Most of my patients know that anaemia makes you tired and can be caused by heavy periods. But while blood loss from periods is the most common cause of anaemia in younger women, there's lots more to it than that.
What are red blood cells and why do we need them?
The red colour of blood comes from red blood cells - doughnut shaped cells which float in clear plasma around your body. They're perfectly designed to pick up oxygen from your lungs and carry it round your body to supply your vital organs. Blood in your arteries is full of oxygen, making it look bright red. Once it's lost its oxygen and is on the way back to your heart and lungs via your veins, it takes on a bluish tinge.
Red blood cells only live for about three months before they're naturally broken down and removed from your system, so your body needs a constant new supply. This supply is made in your bone marrow, and three of the vital constituents of red blood cells are iron, vitamin B12 and folic acid. Iron is needed to make haemoglobin - the chemical in red blood cells that locks on to oxygen. You'll be diagnosed as being anaemic on the basis of a low haemoglobin level.
What causes anaemia?
You can develop anaemia for several reasons:
- You're short of the vitamins and minerals you need to make enough red blood cells - the most common are deficiencies in iron , vitamin B12 and folic acid
- You have enough vitamins but there's a fault with the blood-making process in your bone marrow. This happens in diseases such as leukaemia - but remember that the vast majority of people with anaemia don't have cancer
- You have other chronic diseases such as chronic kidney disease that stop your body making red cells efficiently
- Your body is breaking down blood cells too fast. This most commonly happens in childhood because of inherited blood disorders such as thalassaemia or sickle cell anaemia . Occasionally it can be due to infection or problems with your liver or spleen
- You're making enough blood cells but you're losing too much blood to make up the loss fast enough.
In women having periods, by far the most common cause of anaemia is iron-deficiency anaemia - usually because you're losing more iron in blood during your periods than you are getting in your diet. If you're losing blood, you're more likely to be short of iron than vitamin B12 or folic acid. Vegans can struggle to get enough vitamin B12 to make red blood cells. Marmite® is a great vegan-friendly source, whether you love it or hate it!

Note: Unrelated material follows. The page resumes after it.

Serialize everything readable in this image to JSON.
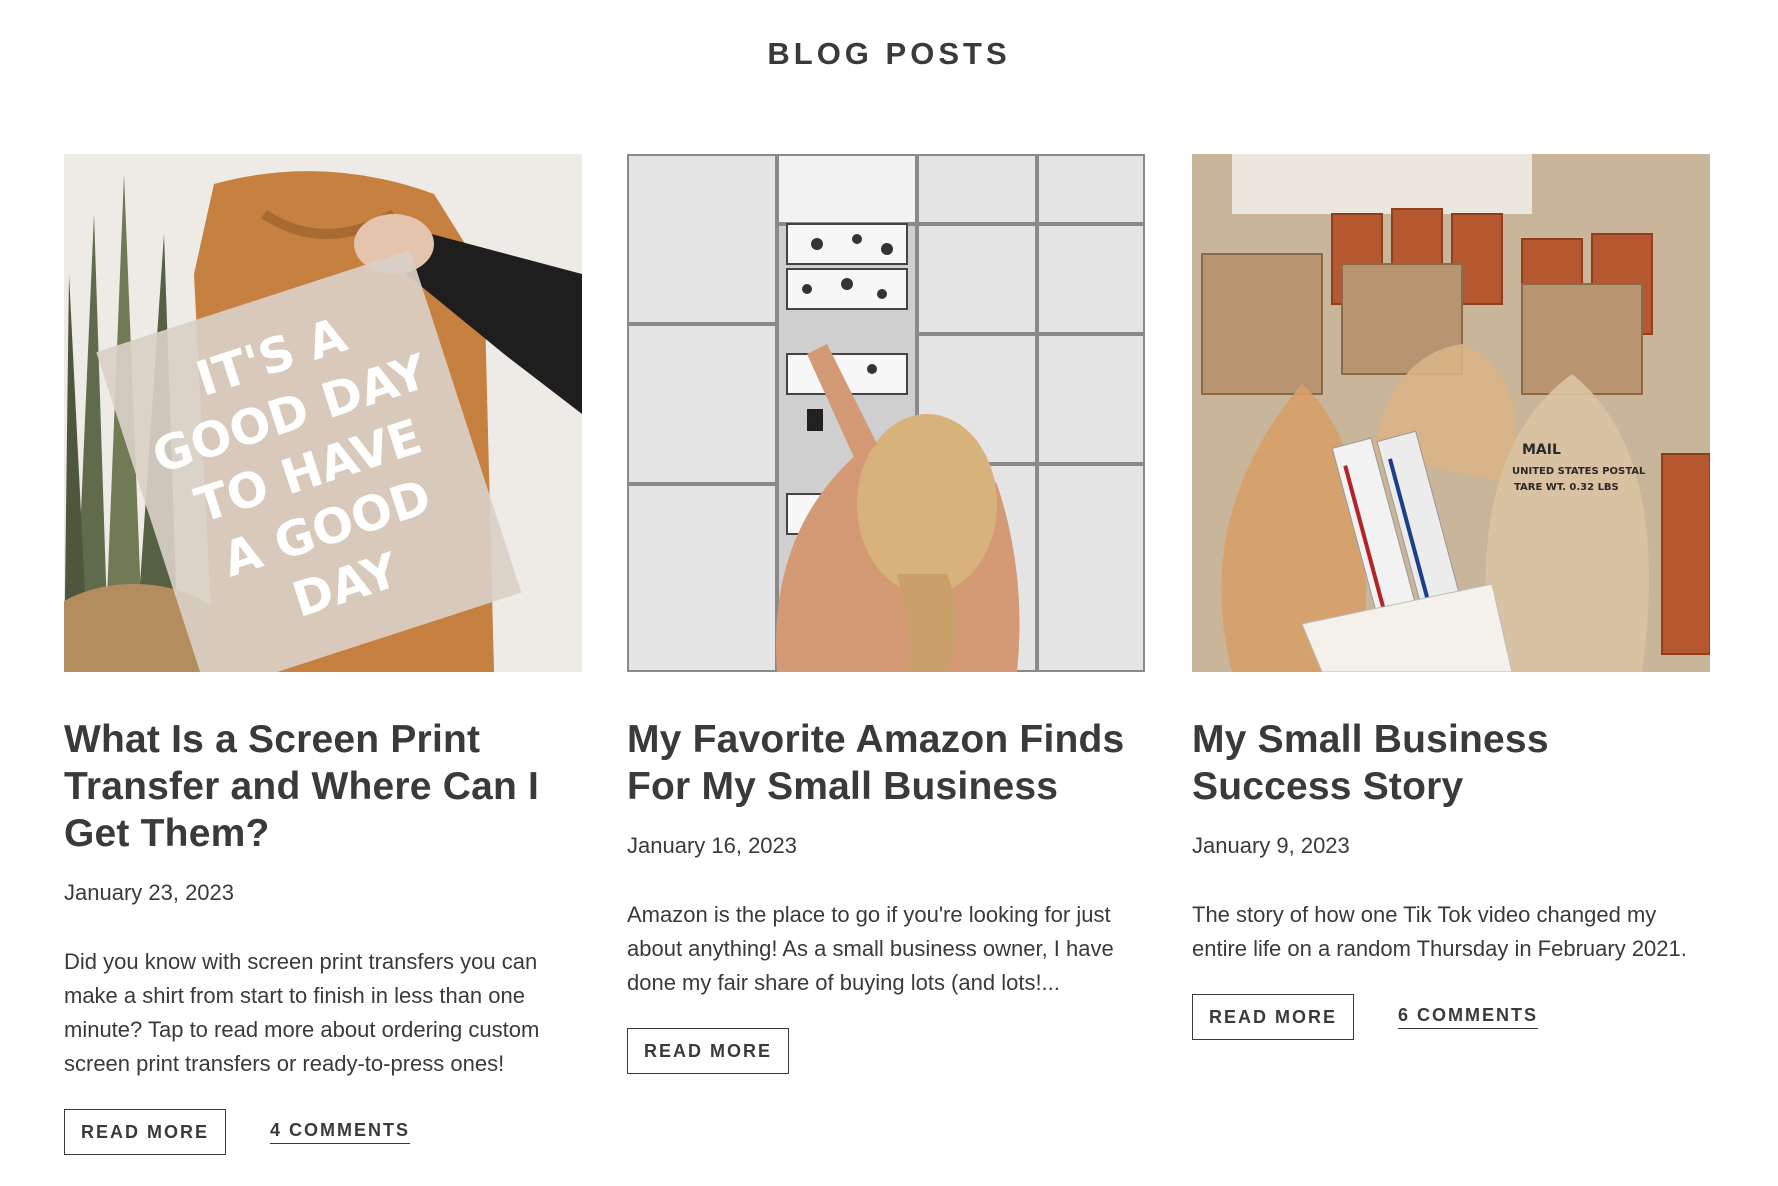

After the menopause, iron deficiency is less likely, although it can be due to a limited diet or not absorbing food well. It's important not just to assume this is causing your symptoms and buy iron tablets. It is possible to have too much iron in your system if you're taking supplements.
What are the symptoms of anaemia?
Anaemia means it's harder for your body to get the oxygen it needs. This means you're likely to look pale and may feel tired, lightheaded, faint or breathless. You can also suffer from palpitations (as your body pumps blood faster to get more blood cells to where they're needed), headaches, tinnitus (ringing in the ears) and swollen ankles.
If you get these symptoms, do see your GP. A blood will tell if you're anaemic, and can also hint at possible causes. After the menopause, one of the most common reasons for iron-deficiency anaemia is bleeding from your gut. You may not get any symptoms, but it can cause black, tarry poos; tummy pain; and losing weight without meaning to.
With age, your kidneys naturally work less efficiently. This is known as ' chronic kidney disease', or CKD - although for older people it's more a natural part of ageing than a disease as such. In more severe cases, as well as in other conditions like rheumatoid arthritis, you can become anaemic. In many cases it's mild and gradual, and doesn't need treatment.
Not surprisingly, everyone worries about cancer. Cancer, and sometimes treatments for cancer, can cause anaemia. Cancers affecting the blood or bone marrow, such as leukaemia or myeloma, may first be spotted on the basis of anaemia. However, other causes are much more likely.
With thanks to 'My Weekly' magazine where this article was originally published.
Disclaimer: This article is for information only and should not be used for the diagnosis or treatment of medical conditions. Patient Platform Limited has used all reasonable care in compiling the information but make no warranty as to its accuracy. Consult a doctor or other health care professional for diagnosis and treatment of medical conditions. For details see our conditions.